A good quality web host can determine the difference between an atrocious or a smooth user experience. Factors such as bandwidth, cost, reliability and location all factor into choosing a good web host. I’ve just completely re-written this section, as I’ve had various problems with hosts and have spent hours researching a good one.
One web host, which claims to limit the number of shared users on its hosting (which minimises down time) is SiteGround. Based in Bulgaria, this company is reputedly one of the most reliable, cheapest and has data centres in Singapore, Amsterdam and Chicago, which means it can relay information to users in or near these areas faster. This is great for us Aussies with limited options. I tried hard searching for good Aussie companies and at the moment they just don’t compare with those overseas.
WordPress managed hosting
If you want rock solid hosting without having to deal with tech issues (I’d personally rather spend my time writing/photographing), I highly recommend WordPress managed hosting. Companies that offer this service optimise their hosting for WordPress and actively tweak/manage your website for the best performance/security. WordPress managed hosting costs a little more than regular hosting, but in my opinion it’s worth it.
I can’t recommend these guys enough. They transferred my entire site over to their hosting quickly and professionally and when I tested my site, it ran a lot faster. I just received an email to say it was done, which is what I want! They also use their own caching system and CDN, further minimising maintenance on my end. They’re also really price competitive for WordPress managed hosting and they have data centres across the globe. I currently use Flywheel hosting for this site.
The first company to implement WordPress managed hosting, which I found to be really good, was Pagely. However, when my traffic started going up I found them to be more expensive than Flywheel (which is equally as good and offers free site transfers, unlike Pagely).
Resources to check your site’s performance/health
If you want the all-in-one stop to check out the performance of your site, including how your SEO is, how fast your site renders and what you can do to improve it, I’d start with Google Webmaster Tools.
Google Webmaster Tools
This handy little site, which you will need a Google account to access, will tell you how you can optimise your site (amongst other things). Things like removing unnecessary jqueries (which W3TC plugin can help with) and how you can submit sitemaps (which WordPress SEO helps with) will become clear.
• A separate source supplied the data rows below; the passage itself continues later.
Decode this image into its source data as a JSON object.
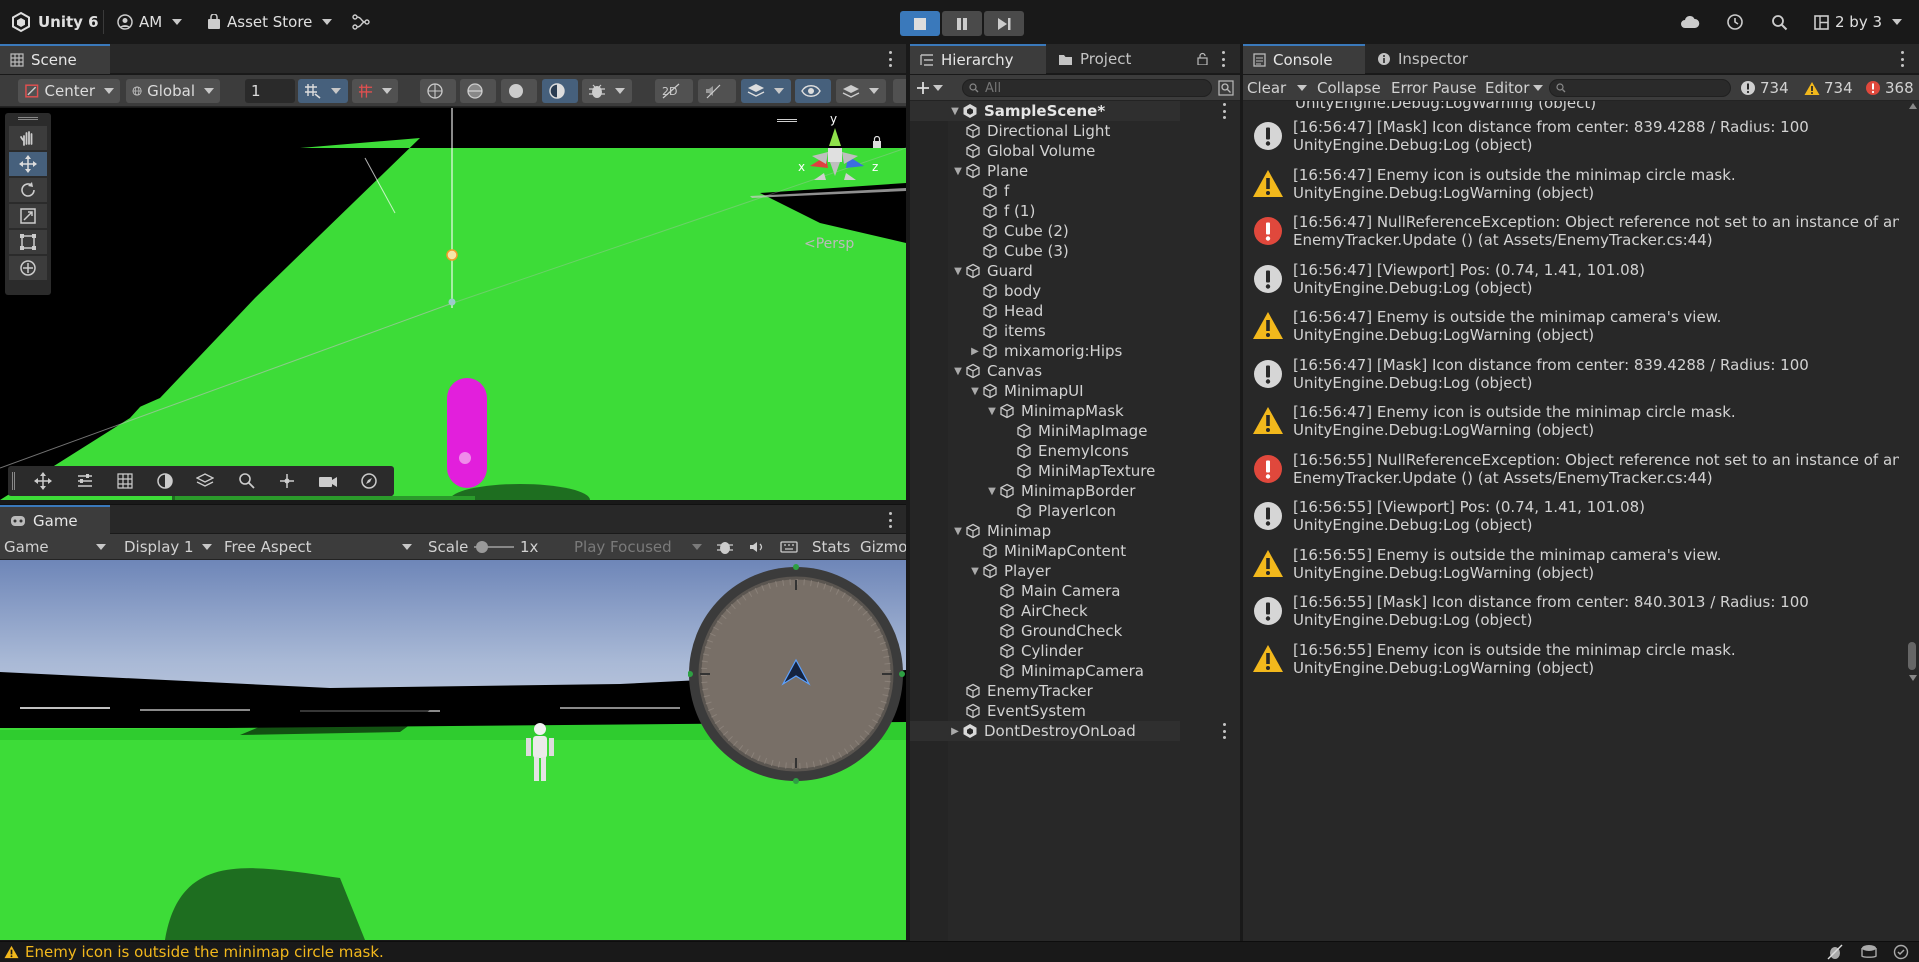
{
  "topbar": {
    "logo_label": "Unity 6",
    "account": "AM",
    "asset_store": "Asset Store",
    "layout": "2 by 3"
  },
  "scene": {
    "tab": "Scene",
    "pivot": "Center",
    "space": "Global",
    "snap_value": "1",
    "persp_label": "<Persp",
    "axis_y": "y",
    "axis_x": "x",
    "axis_z": "z"
  },
  "game": {
    "tab": "Game",
    "mode": "Game",
    "display": "Display 1",
    "aspect": "Free Aspect",
    "scale_label": "Scale",
    "scale_value": "1x",
    "play_focused": "Play Focused",
    "stats": "Stats",
    "gizmos": "Gizmo"
  },
  "hierarchy": {
    "tab": "Hierarchy",
    "project_tab": "Project",
    "search_placeholder": "All",
    "items": [
      {
        "label": "SampleScene*",
        "depth": 0,
        "arrow": "down",
        "scene": true
      },
      {
        "label": "Directional Light",
        "depth": 1,
        "arrow": ""
      },
      {
        "label": "Global Volume",
        "depth": 1,
        "arrow": ""
      },
      {
        "label": "Plane",
        "depth": 1,
        "arrow": "down"
      },
      {
        "label": "f",
        "depth": 2,
        "arrow": ""
      },
      {
        "label": "f (1)",
        "depth": 2,
        "arrow": ""
      },
      {
        "label": "Cube (2)",
        "depth": 2,
        "arrow": ""
      },
      {
        "label": "Cube (3)",
        "depth": 2,
        "arrow": ""
      },
      {
        "label": "Guard",
        "depth": 1,
        "arrow": "down"
      },
      {
        "label": "body",
        "depth": 2,
        "arrow": ""
      },
      {
        "label": "Head",
        "depth": 2,
        "arrow": ""
      },
      {
        "label": "items",
        "depth": 2,
        "arrow": ""
      },
      {
        "label": "mixamorig:Hips",
        "depth": 2,
        "arrow": "right"
      },
      {
        "label": "Canvas",
        "depth": 1,
        "arrow": "down"
      },
      {
        "label": "MinimapUI",
        "depth": 2,
        "arrow": "down"
      },
      {
        "label": "MinimapMask",
        "depth": 3,
        "arrow": "down"
      },
      {
        "label": "MiniMapImage",
        "depth": 4,
        "arrow": ""
      },
      {
        "label": "EnemyIcons",
        "depth": 4,
        "arrow": ""
      },
      {
        "label": "MiniMapTexture",
        "depth": 4,
        "arrow": ""
      },
      {
        "label": "MinimapBorder",
        "depth": 3,
        "arrow": "down"
      },
      {
        "label": "PlayerIcon",
        "depth": 4,
        "arrow": ""
      },
      {
        "label": "Minimap",
        "depth": 1,
        "arrow": "down"
      },
      {
        "label": "MiniMapContent",
        "depth": 2,
        "arrow": ""
      },
      {
        "label": "Player",
        "depth": 2,
        "arrow": "down"
      },
      {
        "label": "Main Camera",
        "depth": 3,
        "arrow": ""
      },
      {
        "label": "AirCheck",
        "depth": 3,
        "arrow": ""
      },
      {
        "label": "GroundCheck",
        "depth": 3,
        "arrow": ""
      },
      {
        "label": "Cylinder",
        "depth": 3,
        "arrow": ""
      },
      {
        "label": "MinimapCamera",
        "depth": 3,
        "arrow": ""
      },
      {
        "label": "EnemyTracker",
        "depth": 1,
        "arrow": ""
      },
      {
        "label": "EventSystem",
        "depth": 1,
        "arrow": ""
      },
      {
        "label": "DontDestroyOnLoad",
        "depth": 0,
        "arrow": "right",
        "scene": true
      }
    ]
  },
  "console": {
    "tab": "Console",
    "inspector_tab": "Inspector",
    "clear": "Clear",
    "collapse": "Collapse",
    "error_pause": "Error Pause",
    "editor": "Editor",
    "count_log": "734",
    "count_warn": "734",
    "count_error": "368",
    "partial_top": "UnityEngine.Debug:LogWarning (object)",
    "entries": [
      {
        "type": "log",
        "line1": "[16:56:47] [Mask] Icon distance from center: 839.4288 / Radius: 100",
        "line2": "UnityEngine.Debug:Log (object)"
      },
      {
        "type": "warn",
        "line1": "[16:56:47] Enemy icon is outside the minimap circle mask.",
        "line2": "UnityEngine.Debug:LogWarning (object)"
      },
      {
        "type": "error",
        "line1": "[16:56:47] NullReferenceException: Object reference not set to an instance of an object",
        "line2": "EnemyTracker.Update () (at Assets/EnemyTracker.cs:44)"
      },
      {
        "type": "log",
        "line1": "[16:56:47] [Viewport] Pos: (0.74, 1.41, 101.08)",
        "line2": "UnityEngine.Debug:Log (object)"
      },
      {
        "type": "warn",
        "line1": "[16:56:47] Enemy is outside the minimap camera's view.",
        "line2": "UnityEngine.Debug:LogWarning (object)"
      },
      {
        "type": "log",
        "line1": "[16:56:47] [Mask] Icon distance from center: 839.4288 / Radius: 100",
        "line2": "UnityEngine.Debug:Log (object)"
      },
      {
        "type": "warn",
        "line1": "[16:56:47] Enemy icon is outside the minimap circle mask.",
        "line2": "UnityEngine.Debug:LogWarning (object)"
      },
      {
        "type": "error",
        "line1": "[16:56:55] NullReferenceException: Object reference not set to an instance of an object",
        "line2": "EnemyTracker.Update () (at Assets/EnemyTracker.cs:44)"
      },
      {
        "type": "log",
        "line1": "[16:56:55] [Viewport] Pos: (0.74, 1.41, 101.08)",
        "line2": "UnityEngine.Debug:Log (object)"
      },
      {
        "type": "warn",
        "line1": "[16:56:55] Enemy is outside the minimap camera's view.",
        "line2": "UnityEngine.Debug:LogWarning (object)"
      },
      {
        "type": "log",
        "line1": "[16:56:55] [Mask] Icon distance from center: 840.3013 / Radius: 100",
        "line2": "UnityEngine.Debug:Log (object)"
      },
      {
        "type": "warn",
        "line1": "[16:56:55] Enemy icon is outside the minimap circle mask.",
        "line2": "UnityEngine.Debug:LogWarning (object)"
      }
    ]
  },
  "statusbar": {
    "message": "Enemy icon is outside the minimap circle mask."
  },
  "colors": {
    "accent": "#3a79bb",
    "warning": "#f2b81c",
    "error": "#e0483c",
    "ground": "#3ddc38",
    "capsule": "#e21fdc"
  }
}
Click around this site, be familiar with it.
WebPagetest is a great site that shows if you’re using a CDN or not and is an all-round indicator of your site’s performance. For example, a high score out of 100 (this site scores 95) means you’re maximising your site’s potential. A lower score means you’ve got improvements to make, which they’ll point out to you.
Another good site to identify potential problems on your site and/or test your site performance is GTmetrix. With Google now ranking sites partly based on speed, this little tool comes in handy.
A great site for measuring your site’s traffic and those of your competitors is SimilarWeb. You can link your Google Analytics (another must use) data with SimilarWeb, although with SimilarWeb you have the advantage of being able to see other bloggers’ traffic in comparison to your own.
Of course there’s tons of other resources for bloggers and/or website owners. I’ve mainly focused here on optimising your website’s performance. Anything I’ve missed? Things to add? Let me know in the comments!